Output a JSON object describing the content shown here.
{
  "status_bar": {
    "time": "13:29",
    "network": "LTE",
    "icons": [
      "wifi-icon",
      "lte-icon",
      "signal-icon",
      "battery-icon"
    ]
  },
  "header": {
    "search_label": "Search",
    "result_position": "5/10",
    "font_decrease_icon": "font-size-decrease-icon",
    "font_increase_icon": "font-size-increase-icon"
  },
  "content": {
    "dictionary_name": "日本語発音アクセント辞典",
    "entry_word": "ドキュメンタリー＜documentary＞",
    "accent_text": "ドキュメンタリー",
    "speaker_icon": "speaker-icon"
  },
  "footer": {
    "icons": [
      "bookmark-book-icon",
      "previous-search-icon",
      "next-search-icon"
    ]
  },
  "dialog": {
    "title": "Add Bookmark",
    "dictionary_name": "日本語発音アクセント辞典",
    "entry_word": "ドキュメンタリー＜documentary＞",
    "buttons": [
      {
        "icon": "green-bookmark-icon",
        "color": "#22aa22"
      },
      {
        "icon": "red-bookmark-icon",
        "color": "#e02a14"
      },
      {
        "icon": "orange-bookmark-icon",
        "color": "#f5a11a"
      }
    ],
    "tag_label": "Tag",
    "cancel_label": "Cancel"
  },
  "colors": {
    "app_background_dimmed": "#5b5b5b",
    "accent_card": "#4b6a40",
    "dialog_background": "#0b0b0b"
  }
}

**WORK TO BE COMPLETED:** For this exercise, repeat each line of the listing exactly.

**SOLUTION:**
Output a JSON object describing the content shown here.
{
  "status_bar": {
    "time": "13:29",
    "network": "LTE",
    "icons": [
      "wifi-icon",
      "lte-icon",
      "signal-icon",
      "battery-icon"
    ]
  },
  "header": {
    "search_label": "Search",
    "result_position": "5/10",
    "font_decrease_icon": "font-size-decrease-icon",
    "font_increase_icon": "font-size-increase-icon"
  },
  "content": {
    "dictionary_name": "日本語発音アクセント辞典",
    "entry_word": "ドキュメンタリー＜documentary＞",
    "accent_text": "ドキュメンタリー",
    "speaker_icon": "speaker-icon"
  },
  "footer": {
    "icons": [
      "bookmark-book-icon",
      "previous-search-icon",
      "next-search-icon"
    ]
  },
  "dialog": {
    "title": "Add Bookmark",
    "dictionary_name": "日本語発音アクセント辞典",
    "entry_word": "ドキュメンタリー＜documentary＞",
    "buttons": [
      {
        "icon": "green-bookmark-icon",
        "color": "#22aa22"
      },
      {
        "icon": "red-bookmark-icon",
        "color": "#e02a14"
      },
      {
        "icon": "orange-bookmark-icon",
        "color": "#f5a11a"
      }
    ],
    "tag_label": "Tag",
    "cancel_label": "Cancel"
  },
  "colors": {
    "app_background_dimmed": "#5b5b5b",
    "accent_card": "#4b6a40",
    "dialog_background": "#0b0b0b"
  }
}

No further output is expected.